→ Available records
────

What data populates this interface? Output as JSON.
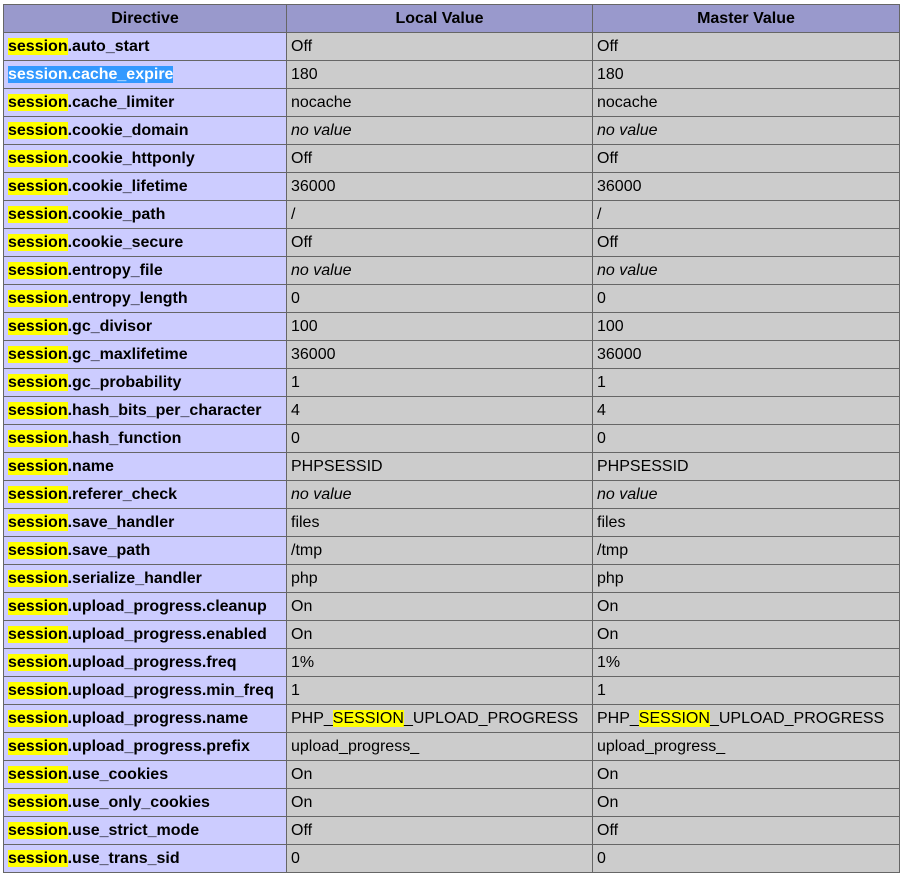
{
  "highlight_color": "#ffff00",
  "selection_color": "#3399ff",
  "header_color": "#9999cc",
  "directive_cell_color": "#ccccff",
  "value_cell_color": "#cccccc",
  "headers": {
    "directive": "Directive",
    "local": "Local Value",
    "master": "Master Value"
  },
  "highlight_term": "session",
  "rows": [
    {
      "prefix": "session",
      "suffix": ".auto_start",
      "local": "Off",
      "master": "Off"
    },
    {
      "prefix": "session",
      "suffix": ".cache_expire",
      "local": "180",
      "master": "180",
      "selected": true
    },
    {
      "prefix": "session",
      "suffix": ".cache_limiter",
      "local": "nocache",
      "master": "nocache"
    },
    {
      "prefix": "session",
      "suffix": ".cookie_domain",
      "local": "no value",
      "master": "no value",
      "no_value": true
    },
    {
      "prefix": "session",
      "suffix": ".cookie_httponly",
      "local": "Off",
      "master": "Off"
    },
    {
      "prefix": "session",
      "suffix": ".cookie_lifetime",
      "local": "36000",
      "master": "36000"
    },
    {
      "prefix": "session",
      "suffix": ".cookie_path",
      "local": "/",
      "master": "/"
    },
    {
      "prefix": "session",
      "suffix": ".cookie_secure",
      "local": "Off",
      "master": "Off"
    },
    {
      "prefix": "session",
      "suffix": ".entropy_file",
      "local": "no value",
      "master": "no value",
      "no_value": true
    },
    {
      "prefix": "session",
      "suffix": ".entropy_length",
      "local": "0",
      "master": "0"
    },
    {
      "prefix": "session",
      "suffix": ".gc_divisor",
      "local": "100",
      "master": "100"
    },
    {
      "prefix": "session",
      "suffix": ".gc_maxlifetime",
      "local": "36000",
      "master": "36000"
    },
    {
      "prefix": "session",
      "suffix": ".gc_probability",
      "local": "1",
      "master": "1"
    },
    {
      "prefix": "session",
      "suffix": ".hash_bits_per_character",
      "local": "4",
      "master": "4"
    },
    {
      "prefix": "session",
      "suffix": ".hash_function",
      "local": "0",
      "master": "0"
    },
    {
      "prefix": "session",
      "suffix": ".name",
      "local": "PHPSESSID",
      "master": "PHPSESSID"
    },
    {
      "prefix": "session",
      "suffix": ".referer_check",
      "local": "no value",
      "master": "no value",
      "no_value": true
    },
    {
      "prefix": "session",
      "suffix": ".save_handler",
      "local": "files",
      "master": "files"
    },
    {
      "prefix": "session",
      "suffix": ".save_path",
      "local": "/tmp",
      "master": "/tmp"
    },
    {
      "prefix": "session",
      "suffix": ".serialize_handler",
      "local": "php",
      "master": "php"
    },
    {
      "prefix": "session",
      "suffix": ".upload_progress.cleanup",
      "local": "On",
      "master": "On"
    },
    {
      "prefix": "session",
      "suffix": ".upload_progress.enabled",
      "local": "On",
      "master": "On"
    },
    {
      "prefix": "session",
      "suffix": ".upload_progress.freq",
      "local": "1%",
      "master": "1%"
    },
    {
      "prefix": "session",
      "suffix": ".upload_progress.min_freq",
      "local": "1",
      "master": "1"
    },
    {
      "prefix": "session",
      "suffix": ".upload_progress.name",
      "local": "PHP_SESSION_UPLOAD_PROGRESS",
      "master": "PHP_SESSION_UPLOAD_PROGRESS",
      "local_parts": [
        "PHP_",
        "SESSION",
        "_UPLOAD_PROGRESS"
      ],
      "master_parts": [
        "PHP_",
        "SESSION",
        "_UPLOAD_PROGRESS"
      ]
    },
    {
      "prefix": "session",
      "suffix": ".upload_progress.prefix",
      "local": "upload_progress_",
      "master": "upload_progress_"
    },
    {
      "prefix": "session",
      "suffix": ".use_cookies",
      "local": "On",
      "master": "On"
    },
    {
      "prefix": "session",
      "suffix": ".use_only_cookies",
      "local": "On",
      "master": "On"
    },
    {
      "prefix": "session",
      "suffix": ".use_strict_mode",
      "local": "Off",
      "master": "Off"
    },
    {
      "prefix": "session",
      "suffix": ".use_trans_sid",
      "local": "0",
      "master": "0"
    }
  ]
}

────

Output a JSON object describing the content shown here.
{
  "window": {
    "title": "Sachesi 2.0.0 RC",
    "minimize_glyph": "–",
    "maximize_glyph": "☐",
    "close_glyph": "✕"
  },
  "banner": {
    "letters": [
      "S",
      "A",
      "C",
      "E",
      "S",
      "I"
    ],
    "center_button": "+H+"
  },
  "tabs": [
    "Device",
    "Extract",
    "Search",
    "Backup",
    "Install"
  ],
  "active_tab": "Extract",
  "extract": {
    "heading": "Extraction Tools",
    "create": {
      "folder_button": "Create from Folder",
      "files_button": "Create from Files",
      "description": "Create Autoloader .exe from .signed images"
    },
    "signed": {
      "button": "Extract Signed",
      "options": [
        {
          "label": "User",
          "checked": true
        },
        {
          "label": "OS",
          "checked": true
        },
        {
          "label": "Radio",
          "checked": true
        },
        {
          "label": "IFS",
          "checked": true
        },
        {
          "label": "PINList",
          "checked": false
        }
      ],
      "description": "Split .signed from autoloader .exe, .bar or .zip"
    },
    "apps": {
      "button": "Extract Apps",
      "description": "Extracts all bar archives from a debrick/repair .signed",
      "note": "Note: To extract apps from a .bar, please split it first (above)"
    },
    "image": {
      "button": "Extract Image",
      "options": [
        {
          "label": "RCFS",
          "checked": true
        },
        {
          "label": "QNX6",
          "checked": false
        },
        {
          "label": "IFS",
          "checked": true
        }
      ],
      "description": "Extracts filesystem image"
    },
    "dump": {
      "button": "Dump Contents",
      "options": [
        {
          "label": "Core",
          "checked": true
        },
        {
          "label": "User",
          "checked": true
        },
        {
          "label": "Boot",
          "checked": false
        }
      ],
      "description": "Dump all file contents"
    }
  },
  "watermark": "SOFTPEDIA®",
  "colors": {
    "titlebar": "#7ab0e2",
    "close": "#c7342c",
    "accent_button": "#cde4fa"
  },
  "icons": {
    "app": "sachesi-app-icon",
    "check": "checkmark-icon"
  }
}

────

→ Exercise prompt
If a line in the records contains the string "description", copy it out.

→ Solved problem
      "description": "Create Autoloader .exe from .signed images"
      "description": "Split .signed from autoloader .exe, .bar or .zip"
      "description": "Extracts all bar archives from a debrick/repair .signed",
      "description": "Extracts filesystem image"
      "description": "Dump all file contents"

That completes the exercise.